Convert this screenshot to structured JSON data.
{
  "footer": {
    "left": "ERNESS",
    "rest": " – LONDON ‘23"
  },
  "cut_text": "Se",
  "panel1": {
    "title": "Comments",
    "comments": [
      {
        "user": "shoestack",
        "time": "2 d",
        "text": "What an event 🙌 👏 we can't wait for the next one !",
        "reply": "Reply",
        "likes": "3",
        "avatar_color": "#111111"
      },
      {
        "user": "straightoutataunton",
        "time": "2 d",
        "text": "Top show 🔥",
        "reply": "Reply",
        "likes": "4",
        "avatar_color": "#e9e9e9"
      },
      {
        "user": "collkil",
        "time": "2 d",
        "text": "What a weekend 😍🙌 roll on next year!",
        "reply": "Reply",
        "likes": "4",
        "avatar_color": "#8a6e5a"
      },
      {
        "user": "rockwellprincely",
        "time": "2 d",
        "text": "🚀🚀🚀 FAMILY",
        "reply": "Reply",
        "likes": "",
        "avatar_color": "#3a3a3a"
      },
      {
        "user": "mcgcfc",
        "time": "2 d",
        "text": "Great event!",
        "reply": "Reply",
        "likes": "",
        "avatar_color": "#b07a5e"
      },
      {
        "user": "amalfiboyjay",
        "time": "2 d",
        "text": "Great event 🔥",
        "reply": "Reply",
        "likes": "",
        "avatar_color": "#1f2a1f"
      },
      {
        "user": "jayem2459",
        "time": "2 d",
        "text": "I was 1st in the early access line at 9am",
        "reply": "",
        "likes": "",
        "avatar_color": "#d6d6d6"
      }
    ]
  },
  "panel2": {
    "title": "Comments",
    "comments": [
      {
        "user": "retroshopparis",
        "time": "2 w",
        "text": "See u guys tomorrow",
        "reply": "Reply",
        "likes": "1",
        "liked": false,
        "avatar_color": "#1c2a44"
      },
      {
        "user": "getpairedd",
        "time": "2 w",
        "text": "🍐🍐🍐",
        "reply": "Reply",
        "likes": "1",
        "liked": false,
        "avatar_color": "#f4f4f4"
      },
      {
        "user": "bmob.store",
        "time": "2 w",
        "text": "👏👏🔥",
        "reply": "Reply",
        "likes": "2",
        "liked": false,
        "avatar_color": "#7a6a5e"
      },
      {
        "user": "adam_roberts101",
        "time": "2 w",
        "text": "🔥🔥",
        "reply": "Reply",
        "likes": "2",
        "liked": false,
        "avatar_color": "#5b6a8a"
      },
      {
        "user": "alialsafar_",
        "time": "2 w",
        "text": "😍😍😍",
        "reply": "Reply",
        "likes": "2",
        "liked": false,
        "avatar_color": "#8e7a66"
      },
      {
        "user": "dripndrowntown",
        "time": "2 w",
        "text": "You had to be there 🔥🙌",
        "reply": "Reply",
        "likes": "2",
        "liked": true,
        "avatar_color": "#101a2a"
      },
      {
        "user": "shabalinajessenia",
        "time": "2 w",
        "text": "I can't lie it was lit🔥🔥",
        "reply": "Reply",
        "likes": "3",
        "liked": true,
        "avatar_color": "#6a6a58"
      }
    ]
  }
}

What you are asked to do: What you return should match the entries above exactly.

Your response:
Convert this screenshot to structured JSON data.
{
  "footer": {
    "left": "ERNESS",
    "rest": " – LONDON ‘23"
  },
  "cut_text": "Se",
  "panel1": {
    "title": "Comments",
    "comments": [
      {
        "user": "shoestack",
        "time": "2 d",
        "text": "What an event 🙌 👏 we can't wait for the next one !",
        "reply": "Reply",
        "likes": "3",
        "avatar_color": "#111111"
      },
      {
        "user": "straightoutataunton",
        "time": "2 d",
        "text": "Top show 🔥",
        "reply": "Reply",
        "likes": "4",
        "avatar_color": "#e9e9e9"
      },
      {
        "user": "collkil",
        "time": "2 d",
        "text": "What a weekend 😍🙌 roll on next year!",
        "reply": "Reply",
        "likes": "4",
        "avatar_color": "#8a6e5a"
      },
      {
        "user": "rockwellprincely",
        "time": "2 d",
        "text": "🚀🚀🚀 FAMILY",
        "reply": "Reply",
        "likes": "",
        "avatar_color": "#3a3a3a"
      },
      {
        "user": "mcgcfc",
        "time": "2 d",
        "text": "Great event!",
        "reply": "Reply",
        "likes": "",
        "avatar_color": "#b07a5e"
      },
      {
        "user": "amalfiboyjay",
        "time": "2 d",
        "text": "Great event 🔥",
        "reply": "Reply",
        "likes": "",
        "avatar_color": "#1f2a1f"
      },
      {
        "user": "jayem2459",
        "time": "2 d",
        "text": "I was 1st in the early access line at 9am",
        "reply": "",
        "likes": "",
        "avatar_color": "#d6d6d6"
      }
    ]
  },
  "panel2": {
    "title": "Comments",
    "comments": [
      {
        "user": "retroshopparis",
        "time": "2 w",
        "text": "See u guys tomorrow",
        "reply": "Reply",
        "likes": "1",
        "liked": false,
        "avatar_color": "#1c2a44"
      },
      {
        "user": "getpairedd",
        "time": "2 w",
        "text": "🍐🍐🍐",
        "reply": "Reply",
        "likes": "1",
        "liked": false,
        "avatar_color": "#f4f4f4"
      },
      {
        "user": "bmob.store",
        "time": "2 w",
        "text": "👏👏🔥",
        "reply": "Reply",
        "likes": "2",
        "liked": false,
        "avatar_color": "#7a6a5e"
      },
      {
        "user": "adam_roberts101",
        "time": "2 w",
        "text": "🔥🔥",
        "reply": "Reply",
        "likes": "2",
        "liked": false,
        "avatar_color": "#5b6a8a"
      },
      {
        "user": "alialsafar_",
        "time": "2 w",
        "text": "😍😍😍",
        "reply": "Reply",
        "likes": "2",
        "liked": false,
        "avatar_color": "#8e7a66"
      },
      {
        "user": "dripndrowntown",
        "time": "2 w",
        "text": "You had to be there 🔥🙌",
        "reply": "Reply",
        "likes": "2",
        "liked": true,
        "avatar_color": "#101a2a"
      },
      {
        "user": "shabalinajessenia",
        "time": "2 w",
        "text": "I can't lie it was lit🔥🔥",
        "reply": "Reply",
        "likes": "3",
        "liked": true,
        "avatar_color": "#6a6a58"
      }
    ]
  }
}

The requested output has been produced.